Sidelnikov was particularly interested in painting, he himself was a talented graphic artist. Parallels with fine art can be traced in the ideas, titles and compositional structure of his works: Romantic Symphony-Divertimento in four portraits, sonata for violin and piano Slavic triptych, Labyrinths – a novel-symphony in five frescoes for piano, etc.
His love for painting and theater allowed him to create conceptual works that synthesize different types of art, contain an original plot idea, a vivid code or program, which the composer considered extremely important. Sidelnikov said that any music is always program. From the priority of "program" idea follows the composer's special attention to the word, to vocal-choral and synthetic genres: two of his symphonies, created in the 1960s, include chorus, soloists, reciter and bear the imprint of oratorio, like some other his works.

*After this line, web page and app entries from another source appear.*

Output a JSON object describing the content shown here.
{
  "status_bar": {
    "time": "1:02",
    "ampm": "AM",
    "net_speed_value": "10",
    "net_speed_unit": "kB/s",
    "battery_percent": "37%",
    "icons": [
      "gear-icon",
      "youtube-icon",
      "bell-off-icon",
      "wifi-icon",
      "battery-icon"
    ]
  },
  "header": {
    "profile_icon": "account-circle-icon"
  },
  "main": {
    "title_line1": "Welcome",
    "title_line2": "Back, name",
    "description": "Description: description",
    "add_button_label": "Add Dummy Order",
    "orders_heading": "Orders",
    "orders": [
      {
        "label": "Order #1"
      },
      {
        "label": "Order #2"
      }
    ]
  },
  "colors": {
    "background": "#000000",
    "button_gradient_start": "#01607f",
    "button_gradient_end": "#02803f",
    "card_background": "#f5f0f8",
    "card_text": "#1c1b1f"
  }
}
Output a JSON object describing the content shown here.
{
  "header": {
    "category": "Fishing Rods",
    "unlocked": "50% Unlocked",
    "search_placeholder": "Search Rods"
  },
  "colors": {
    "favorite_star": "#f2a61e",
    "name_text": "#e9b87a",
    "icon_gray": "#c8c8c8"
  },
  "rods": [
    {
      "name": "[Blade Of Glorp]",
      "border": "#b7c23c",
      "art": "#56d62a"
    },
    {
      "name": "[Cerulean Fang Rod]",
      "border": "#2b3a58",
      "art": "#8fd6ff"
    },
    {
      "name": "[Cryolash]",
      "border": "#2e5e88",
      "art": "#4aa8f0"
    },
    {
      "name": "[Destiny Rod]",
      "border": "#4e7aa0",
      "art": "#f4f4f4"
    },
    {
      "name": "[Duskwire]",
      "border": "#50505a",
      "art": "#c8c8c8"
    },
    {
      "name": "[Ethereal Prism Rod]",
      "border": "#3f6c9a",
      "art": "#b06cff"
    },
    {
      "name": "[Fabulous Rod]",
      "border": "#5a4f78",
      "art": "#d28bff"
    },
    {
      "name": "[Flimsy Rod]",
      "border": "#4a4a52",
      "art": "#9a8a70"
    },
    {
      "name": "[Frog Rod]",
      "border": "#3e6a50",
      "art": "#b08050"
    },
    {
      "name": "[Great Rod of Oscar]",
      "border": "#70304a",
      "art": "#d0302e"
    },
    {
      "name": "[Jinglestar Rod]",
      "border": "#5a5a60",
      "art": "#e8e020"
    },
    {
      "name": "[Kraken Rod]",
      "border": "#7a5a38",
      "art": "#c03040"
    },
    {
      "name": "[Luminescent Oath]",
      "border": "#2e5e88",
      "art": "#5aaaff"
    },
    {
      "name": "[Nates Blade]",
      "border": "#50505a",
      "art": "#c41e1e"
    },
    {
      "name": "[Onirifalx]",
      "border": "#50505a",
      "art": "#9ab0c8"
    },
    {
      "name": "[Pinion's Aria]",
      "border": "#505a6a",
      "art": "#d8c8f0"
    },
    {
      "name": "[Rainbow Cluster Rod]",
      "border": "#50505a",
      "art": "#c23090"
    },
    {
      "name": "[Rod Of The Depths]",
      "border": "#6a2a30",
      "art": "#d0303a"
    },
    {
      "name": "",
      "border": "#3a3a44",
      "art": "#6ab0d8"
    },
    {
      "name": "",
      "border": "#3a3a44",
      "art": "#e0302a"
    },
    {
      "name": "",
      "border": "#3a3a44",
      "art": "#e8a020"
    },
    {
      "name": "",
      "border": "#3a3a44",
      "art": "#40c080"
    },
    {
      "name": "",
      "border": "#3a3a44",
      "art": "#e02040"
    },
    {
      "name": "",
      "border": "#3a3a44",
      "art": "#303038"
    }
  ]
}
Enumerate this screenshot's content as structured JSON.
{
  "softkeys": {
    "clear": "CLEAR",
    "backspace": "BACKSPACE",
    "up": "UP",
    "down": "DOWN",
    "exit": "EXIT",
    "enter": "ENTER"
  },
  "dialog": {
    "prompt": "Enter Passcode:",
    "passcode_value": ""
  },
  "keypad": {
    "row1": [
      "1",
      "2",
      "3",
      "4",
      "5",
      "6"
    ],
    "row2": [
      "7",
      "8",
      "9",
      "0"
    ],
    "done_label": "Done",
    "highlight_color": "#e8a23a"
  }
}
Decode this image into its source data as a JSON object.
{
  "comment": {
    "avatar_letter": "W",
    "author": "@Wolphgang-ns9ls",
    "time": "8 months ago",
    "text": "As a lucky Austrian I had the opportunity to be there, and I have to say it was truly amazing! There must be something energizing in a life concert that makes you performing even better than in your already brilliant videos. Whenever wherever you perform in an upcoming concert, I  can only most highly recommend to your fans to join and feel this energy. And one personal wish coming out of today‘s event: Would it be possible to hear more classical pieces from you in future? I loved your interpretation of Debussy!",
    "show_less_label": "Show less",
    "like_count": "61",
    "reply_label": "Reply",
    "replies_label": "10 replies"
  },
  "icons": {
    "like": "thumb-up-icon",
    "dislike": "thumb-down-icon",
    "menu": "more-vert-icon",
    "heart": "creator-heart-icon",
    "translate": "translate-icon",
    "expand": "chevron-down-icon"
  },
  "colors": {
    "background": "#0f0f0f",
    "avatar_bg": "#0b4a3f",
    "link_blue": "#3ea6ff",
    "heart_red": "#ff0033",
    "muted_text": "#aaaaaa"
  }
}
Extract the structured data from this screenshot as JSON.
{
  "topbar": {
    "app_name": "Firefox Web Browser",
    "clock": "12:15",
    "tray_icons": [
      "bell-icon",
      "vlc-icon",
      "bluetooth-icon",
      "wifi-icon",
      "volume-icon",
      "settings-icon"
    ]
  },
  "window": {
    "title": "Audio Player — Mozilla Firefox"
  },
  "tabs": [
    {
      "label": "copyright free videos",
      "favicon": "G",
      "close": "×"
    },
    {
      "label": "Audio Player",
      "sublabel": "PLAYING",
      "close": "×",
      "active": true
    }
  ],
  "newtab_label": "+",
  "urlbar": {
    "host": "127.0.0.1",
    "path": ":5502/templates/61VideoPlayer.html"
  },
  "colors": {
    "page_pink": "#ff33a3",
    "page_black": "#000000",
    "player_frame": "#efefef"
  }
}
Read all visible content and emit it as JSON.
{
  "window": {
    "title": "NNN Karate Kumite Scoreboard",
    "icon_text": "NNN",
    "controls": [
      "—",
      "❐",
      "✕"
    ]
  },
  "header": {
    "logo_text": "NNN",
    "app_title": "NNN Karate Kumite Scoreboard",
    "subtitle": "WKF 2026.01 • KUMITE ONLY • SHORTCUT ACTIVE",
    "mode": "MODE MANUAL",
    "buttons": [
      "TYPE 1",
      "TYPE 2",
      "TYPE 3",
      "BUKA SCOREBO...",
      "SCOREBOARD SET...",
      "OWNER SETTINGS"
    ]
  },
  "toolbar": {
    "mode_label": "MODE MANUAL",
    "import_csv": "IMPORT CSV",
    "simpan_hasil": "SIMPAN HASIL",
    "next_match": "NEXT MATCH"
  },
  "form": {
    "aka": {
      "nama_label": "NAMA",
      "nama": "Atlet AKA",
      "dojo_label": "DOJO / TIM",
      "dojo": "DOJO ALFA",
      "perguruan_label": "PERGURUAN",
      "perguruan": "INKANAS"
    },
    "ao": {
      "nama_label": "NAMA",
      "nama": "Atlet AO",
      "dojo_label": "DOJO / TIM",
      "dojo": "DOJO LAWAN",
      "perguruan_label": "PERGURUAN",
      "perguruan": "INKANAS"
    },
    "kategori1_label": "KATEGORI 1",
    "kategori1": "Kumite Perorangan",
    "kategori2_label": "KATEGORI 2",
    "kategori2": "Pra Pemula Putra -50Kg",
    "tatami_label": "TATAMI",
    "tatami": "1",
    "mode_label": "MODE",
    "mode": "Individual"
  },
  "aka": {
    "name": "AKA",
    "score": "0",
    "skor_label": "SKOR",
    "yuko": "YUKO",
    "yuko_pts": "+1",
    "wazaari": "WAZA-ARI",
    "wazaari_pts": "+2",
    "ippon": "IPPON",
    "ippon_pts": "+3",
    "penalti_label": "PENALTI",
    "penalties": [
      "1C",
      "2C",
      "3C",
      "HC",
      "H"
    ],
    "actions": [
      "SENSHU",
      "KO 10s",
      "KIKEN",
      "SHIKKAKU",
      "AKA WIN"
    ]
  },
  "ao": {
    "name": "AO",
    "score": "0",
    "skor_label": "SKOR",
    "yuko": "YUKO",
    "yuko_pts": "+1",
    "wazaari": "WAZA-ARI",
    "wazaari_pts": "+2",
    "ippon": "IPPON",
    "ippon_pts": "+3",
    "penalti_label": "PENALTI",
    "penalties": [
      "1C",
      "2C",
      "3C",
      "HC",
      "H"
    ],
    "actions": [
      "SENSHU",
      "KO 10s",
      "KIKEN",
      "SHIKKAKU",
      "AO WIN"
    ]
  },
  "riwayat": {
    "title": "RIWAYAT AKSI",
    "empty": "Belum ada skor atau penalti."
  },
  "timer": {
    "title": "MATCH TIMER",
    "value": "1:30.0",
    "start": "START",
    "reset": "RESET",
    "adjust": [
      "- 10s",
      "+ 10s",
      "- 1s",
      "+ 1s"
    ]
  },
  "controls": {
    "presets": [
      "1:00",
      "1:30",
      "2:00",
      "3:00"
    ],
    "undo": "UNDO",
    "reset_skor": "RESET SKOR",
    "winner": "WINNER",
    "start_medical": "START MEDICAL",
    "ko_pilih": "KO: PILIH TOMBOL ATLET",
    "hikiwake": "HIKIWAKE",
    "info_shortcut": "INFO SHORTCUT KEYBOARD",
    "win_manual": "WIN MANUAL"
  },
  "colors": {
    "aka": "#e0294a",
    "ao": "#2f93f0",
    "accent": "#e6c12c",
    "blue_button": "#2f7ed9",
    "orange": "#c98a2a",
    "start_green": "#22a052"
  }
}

Sidelnikov's music is incredibly recognizable. The thematic of his works is bright, aphoristic, pictorial. According to the researchers of his work, already in his early opuses the composer uses the leitmotif-trichord, which eventually acquires the meaning of "the author’s mask " and in the later opuses becomes his special signature line (motif-monogram H-D-E: C-(H)-d-(D)-e-(E)-lnikov).
During his lifetime, Nikolai Sidelnikov’s works were performed by outstanding musicians and conductors of the XX century: N. Shakhovskaya, M. Pekarsky, V. Kraynev, G. Kremer, N. Gabunia, S. Yakovenko, G. Rozhdestvensky, K. Kondrashin, D. Kakhidze, V. Polyansky, V. Chernushenko and others.
Sidelnikov’s music sounded with great success in Europe, Asia and America. The concert for twelve soloists Russian tales was among the top ten compositions of the World Concert Season 1970/71 at the UNESCO’s International Rostrum of Composers (IRC) in Paris.
The last performances of Sidelnikov's compositions when he was still alive were successfully held in New York, at some of them the composer was personally present. In March 1990 at Merkin Concert Hall the chamber symphony Duels was performed, and in February 1991 – vocal and instrumental symphony on poem of Mikhail Lermontov Rebellious World of the Poet. In 1991, Sacred Concert for a cappella choir conducted by Andrew Goodman premiered in Church of Saint Mary the Virgin.
The world of themes and images covered by Sidelnikov's work is a whole universe: the composer was thrilled by the transience of time, the uniqueness of each moment; loneliness, the insecurity of beauty, as well as the comprehension of the mysteries of the universe, life and death... Striking in his portrait as a creator is the widest coverage of the world and culture as a kind of unity.
Composer Nikolai Sidelnikov has always followed the way - artist–time–culture–world...